The latest Jewish organization to weigh in on the Ground Zero mosque controversy is opposed to the project, siding with the Anti-Defamation League in what had been a lonely stand against the proposed $100 million Cordoba House on Park Place.
The executive director of the Simon Wiesenthal Center's Museum of Tolerance in Manhattan, Rabbi Meyer May said on Thursday it was insensitive to build the center near the site of the 9-11 terrorist attacks. “Religious freedom does not mean being insensitive...or an idiot,” May told Crain's New York Business, which reported the organization's position on Friday. “Religion is supposed to be beautiful. Why create pain in the name of religion?”
But May said the view of The Simon Wiesenthal Center is not necessarily that of the Museum of Tolerance. “We don't want to politicize the museum,” he told Crain's.
After the ADL announced its position last Friday that New York City would be better served if an alternate location for Cordoba House could be found, the American Jewish Committee and the Jewish Community Relations Council of New York came out wit statements supporting the center at its current location, if the sponsors -- the Cordoba Initiave and the American Society for Muslim Advancement -- denounce terrorism and provide an accounting of the center's funding.
The Wiesenthal Center has been accused of intolerance itself for building its Jerusalem Museum of Tolerance on land that was once a Muslim cemetery.
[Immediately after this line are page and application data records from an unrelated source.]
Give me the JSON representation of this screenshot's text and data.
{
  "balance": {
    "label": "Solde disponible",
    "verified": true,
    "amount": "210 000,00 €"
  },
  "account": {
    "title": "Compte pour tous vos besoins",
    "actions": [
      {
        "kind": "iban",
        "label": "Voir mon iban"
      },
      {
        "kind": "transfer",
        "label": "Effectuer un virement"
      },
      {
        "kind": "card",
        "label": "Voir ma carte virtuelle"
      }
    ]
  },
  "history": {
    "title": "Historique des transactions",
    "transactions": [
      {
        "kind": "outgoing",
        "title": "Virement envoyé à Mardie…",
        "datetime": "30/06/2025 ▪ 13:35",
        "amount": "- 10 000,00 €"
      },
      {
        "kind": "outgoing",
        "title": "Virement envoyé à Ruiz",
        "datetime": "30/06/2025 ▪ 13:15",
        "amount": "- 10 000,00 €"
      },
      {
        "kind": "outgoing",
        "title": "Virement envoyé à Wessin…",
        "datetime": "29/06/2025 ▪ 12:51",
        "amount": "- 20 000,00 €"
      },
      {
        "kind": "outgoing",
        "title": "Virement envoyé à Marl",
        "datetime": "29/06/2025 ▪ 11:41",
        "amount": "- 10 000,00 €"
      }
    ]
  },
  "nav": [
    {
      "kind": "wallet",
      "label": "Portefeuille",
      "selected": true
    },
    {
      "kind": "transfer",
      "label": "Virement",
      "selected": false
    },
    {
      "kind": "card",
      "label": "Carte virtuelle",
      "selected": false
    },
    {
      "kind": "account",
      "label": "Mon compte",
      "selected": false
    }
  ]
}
Israeli courts have upheld the center's right to build there.